“India Calling” provides a vision of the present day India as seen through the eyes of a second generation Indian American, Anand Giridharadas, who back tracks the journey his parents made some few decades ago to locate to a foreign land in order to provide him a better life. However, unlike his parents, the writer’s journey is not altruistic; he makes his journey by himself, and for himself.

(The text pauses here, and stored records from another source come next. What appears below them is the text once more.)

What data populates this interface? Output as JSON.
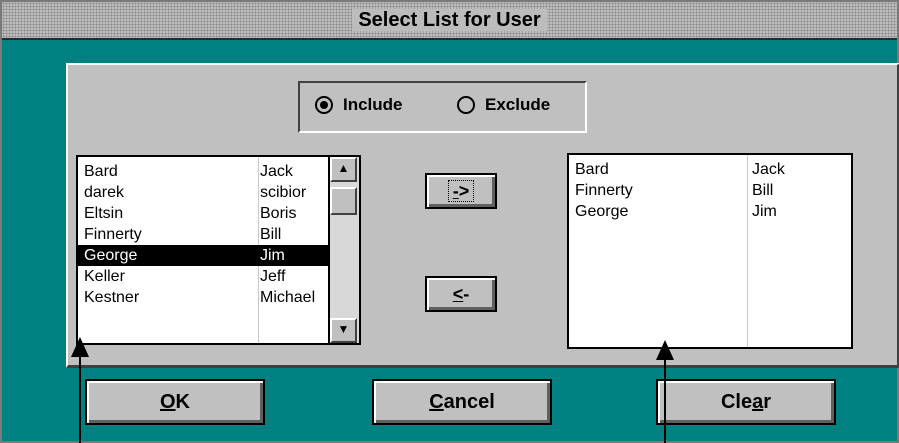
{
  "window": {
    "title": "Select List for User"
  },
  "filter": {
    "options": [
      {
        "label": "Include",
        "selected": true
      },
      {
        "label": "Exclude",
        "selected": false
      }
    ]
  },
  "available_list": {
    "rows": [
      {
        "last": "Bard",
        "first": "Jack",
        "selected": false
      },
      {
        "last": "darek",
        "first": "scibior",
        "selected": false
      },
      {
        "last": "Eltsin",
        "first": "Boris",
        "selected": false
      },
      {
        "last": "Finnerty",
        "first": "Bill",
        "selected": false
      },
      {
        "last": "George",
        "first": "Jim",
        "selected": true
      },
      {
        "last": "Keller",
        "first": "Jeff",
        "selected": false
      },
      {
        "last": "Kestner",
        "first": "Michael",
        "selected": false
      }
    ]
  },
  "selected_list": {
    "rows": [
      {
        "last": "Bard",
        "first": "Jack"
      },
      {
        "last": "Finnerty",
        "first": "Bill"
      },
      {
        "last": "George",
        "first": "Jim"
      }
    ]
  },
  "move": {
    "add_pre": "",
    "add_key": "-",
    "add_post": ">",
    "remove_pre": "",
    "remove_key": "<",
    "remove_post": "-"
  },
  "buttons": {
    "ok_pre": "",
    "ok_key": "O",
    "ok_post": "K",
    "cancel_pre": "",
    "cancel_key": "C",
    "cancel_post": "ancel",
    "clear_pre": "Cle",
    "clear_key": "a",
    "clear_post": "r"
  },
  "scroll": {
    "up_icon": "▲",
    "down_icon": "▼"
  },
  "colors": {
    "dialog": "#008080",
    "panel": "#c0c0c0",
    "selection": "#000000"
  }
}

The author has repeatedly claimed that he is trying to see and understand India and not judge it; an expected stance for a writer. Yet, as a reader all I did while reading “India Calling” was just that. I judged Mr. Giridharadas at every point, especially his motive behind writing this piece! Though I liked what he wrote, and enjoyed the way he presented the ‘calling’ in the novel, but there was something amiss about the book that made me uncomfortable. Every writer has a purpose behind his write and I am still unsure about Mr. Giridharadas’ motive for writing this novel. As an established reporter and columnist who recognizes the pulse of current day readers, did he simply churn out a piece that was an exact fit for that need? India as the world's second fastest growing economy but also home to one of the most ancient cultures of the world, is quite the mouth watering recipe for a best seller, especially if it is authored by an American whose roots are freshly pulled out of India! From the moment I started reading the book, I kept hearing myself say, “Oh, he would say that”, or “I knew he’d mention that”. It is this ‘expectedness’ in the novel that prevents me from saying outright, “Yes, I really enjoyed this read”. Even the romance between Ravindra and the girl that ends in an anti climax, is foreseen almost anticipated by the reader. The girl breaks up with Ravindra and goes along with the ‘arranged marriage’ her parents have set up for her; in keeping with the realm of what's 'expected'. Similarly, the fact that the reader knows the caste of almost all of Mr. Giridharadas’s characters in the novel is also something I ‘expected’. It's almost as if Mr. Girdharadas capitalizes on some stereotypes of India and does it with such élan that most readers would not even notice.
This novel had to sell because it was designed to be a best seller by an articulate and clever writer. Mr. Girdharadas knew exactly what it would take to lure readers from both India and the West. In "India Calling" he presents a setting most Indian readers would willingly take ownership of and empathize with; at the same time, Mr. Giridharadas keeps the Western reader entranced with an exotic experience providing intimate snapshots of Indian society still indulging in arranged marriages and the caste system. Anand Giridharadas is a master writer no doubt, and “India Calling” is definitely a riveting read, and in spite of my aforementioned uneasiness, I would be doing injustice to the novel if I didn’t recommend it as a good read.